(Web page and app entries)
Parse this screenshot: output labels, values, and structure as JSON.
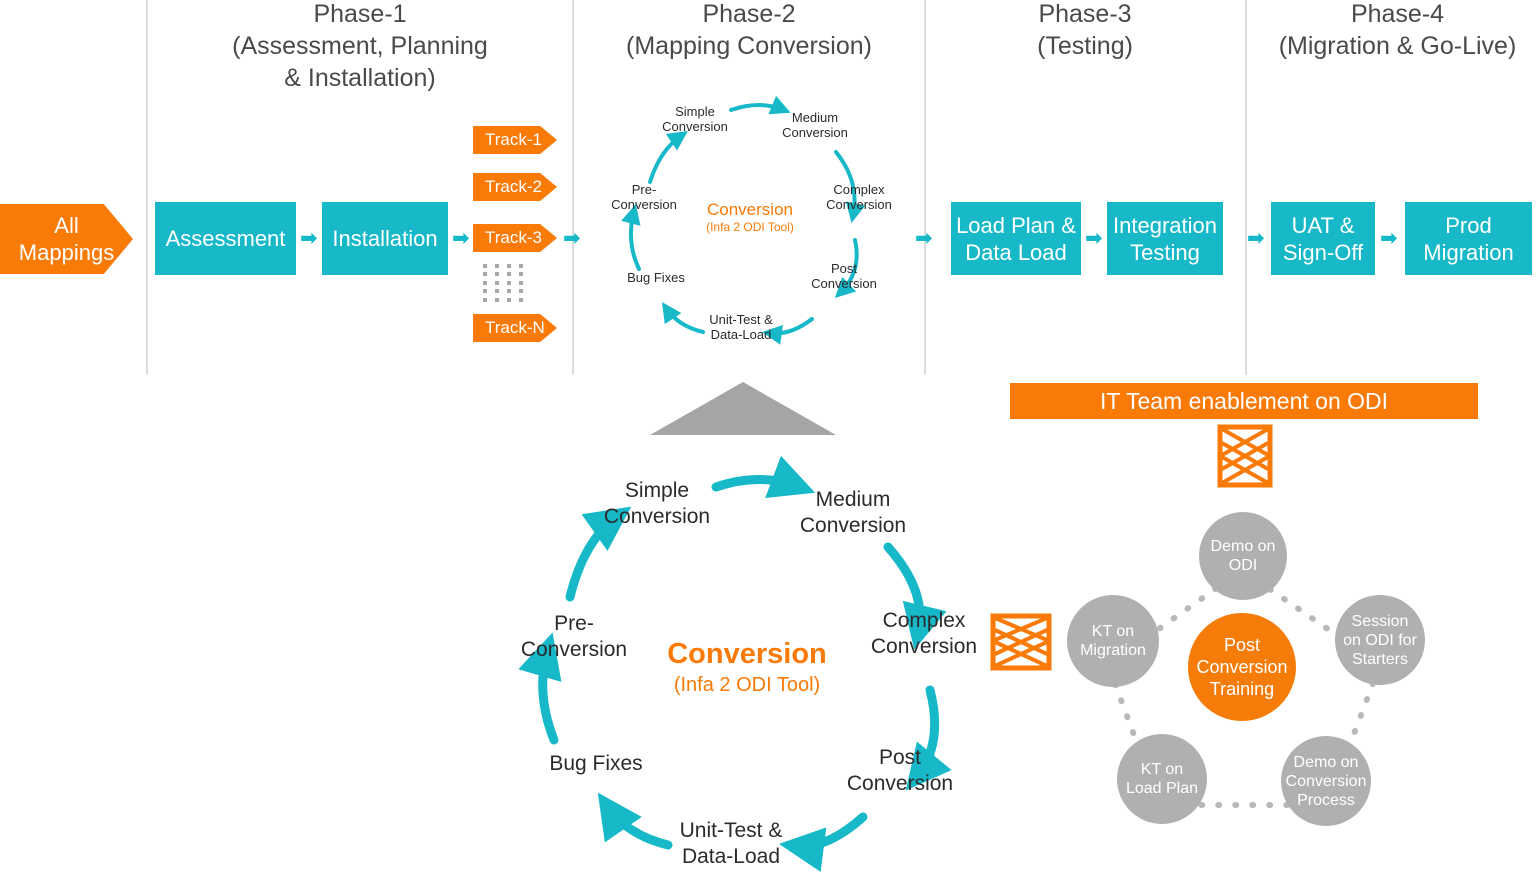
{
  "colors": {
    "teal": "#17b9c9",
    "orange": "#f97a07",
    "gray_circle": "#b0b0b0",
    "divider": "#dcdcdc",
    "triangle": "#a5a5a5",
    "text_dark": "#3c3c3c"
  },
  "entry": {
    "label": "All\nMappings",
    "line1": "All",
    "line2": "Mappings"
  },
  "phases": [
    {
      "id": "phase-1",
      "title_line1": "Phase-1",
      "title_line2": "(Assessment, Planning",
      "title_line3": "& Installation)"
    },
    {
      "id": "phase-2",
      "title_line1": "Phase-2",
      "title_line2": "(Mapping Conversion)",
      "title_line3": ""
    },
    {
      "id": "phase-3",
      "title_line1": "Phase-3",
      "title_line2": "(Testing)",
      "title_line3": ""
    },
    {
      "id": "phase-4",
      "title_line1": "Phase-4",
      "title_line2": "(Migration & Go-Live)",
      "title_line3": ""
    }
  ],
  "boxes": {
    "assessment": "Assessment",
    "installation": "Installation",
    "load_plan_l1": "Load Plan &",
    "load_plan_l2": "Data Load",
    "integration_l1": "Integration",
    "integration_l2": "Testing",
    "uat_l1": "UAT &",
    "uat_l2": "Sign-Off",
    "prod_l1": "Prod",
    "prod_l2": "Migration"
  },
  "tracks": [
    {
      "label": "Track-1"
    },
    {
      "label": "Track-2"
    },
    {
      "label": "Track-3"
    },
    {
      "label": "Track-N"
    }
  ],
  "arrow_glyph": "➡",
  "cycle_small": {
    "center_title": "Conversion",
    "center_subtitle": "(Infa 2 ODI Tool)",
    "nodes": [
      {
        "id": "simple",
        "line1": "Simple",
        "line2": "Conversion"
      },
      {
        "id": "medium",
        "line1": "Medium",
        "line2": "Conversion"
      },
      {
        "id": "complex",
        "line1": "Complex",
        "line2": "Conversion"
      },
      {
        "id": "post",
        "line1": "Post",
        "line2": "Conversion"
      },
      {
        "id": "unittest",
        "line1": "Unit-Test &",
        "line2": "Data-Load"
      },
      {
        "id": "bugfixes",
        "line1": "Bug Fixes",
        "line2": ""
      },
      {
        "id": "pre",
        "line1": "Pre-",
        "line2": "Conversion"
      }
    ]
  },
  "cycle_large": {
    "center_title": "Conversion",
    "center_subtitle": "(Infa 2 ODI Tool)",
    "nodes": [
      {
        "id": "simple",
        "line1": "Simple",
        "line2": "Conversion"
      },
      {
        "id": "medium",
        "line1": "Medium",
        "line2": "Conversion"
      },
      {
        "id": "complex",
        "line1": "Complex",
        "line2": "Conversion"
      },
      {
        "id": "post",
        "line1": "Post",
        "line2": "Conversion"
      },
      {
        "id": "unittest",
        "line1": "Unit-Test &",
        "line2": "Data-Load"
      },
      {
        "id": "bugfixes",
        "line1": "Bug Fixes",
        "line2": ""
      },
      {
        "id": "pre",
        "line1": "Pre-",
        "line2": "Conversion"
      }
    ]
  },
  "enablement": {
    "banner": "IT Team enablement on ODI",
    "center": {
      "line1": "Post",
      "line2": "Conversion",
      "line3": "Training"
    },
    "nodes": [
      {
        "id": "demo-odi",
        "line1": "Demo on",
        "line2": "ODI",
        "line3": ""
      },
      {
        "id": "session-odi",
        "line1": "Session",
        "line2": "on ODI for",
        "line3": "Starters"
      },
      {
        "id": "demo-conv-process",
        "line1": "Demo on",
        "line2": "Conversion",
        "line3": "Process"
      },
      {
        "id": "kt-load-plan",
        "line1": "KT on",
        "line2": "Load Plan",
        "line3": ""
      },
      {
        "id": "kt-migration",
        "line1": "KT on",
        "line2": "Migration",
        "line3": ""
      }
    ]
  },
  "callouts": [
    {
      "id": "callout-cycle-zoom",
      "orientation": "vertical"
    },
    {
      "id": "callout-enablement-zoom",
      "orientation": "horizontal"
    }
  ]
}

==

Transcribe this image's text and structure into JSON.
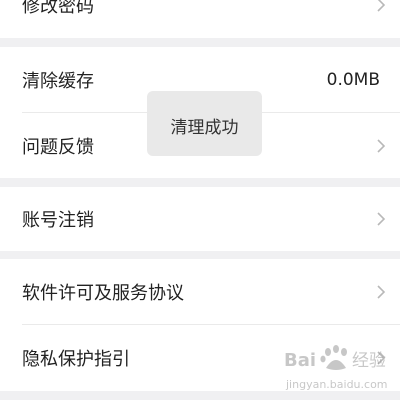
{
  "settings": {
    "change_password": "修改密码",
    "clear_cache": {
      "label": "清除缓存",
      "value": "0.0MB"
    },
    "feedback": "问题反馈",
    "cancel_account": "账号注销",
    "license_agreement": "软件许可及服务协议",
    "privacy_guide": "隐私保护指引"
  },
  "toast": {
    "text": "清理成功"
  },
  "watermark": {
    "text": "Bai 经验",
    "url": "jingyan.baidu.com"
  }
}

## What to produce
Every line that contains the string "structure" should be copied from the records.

## Response area
Parse this screenshot: output labels, values, and structure as JSON.
Transcribe this image's text and structure into JSON.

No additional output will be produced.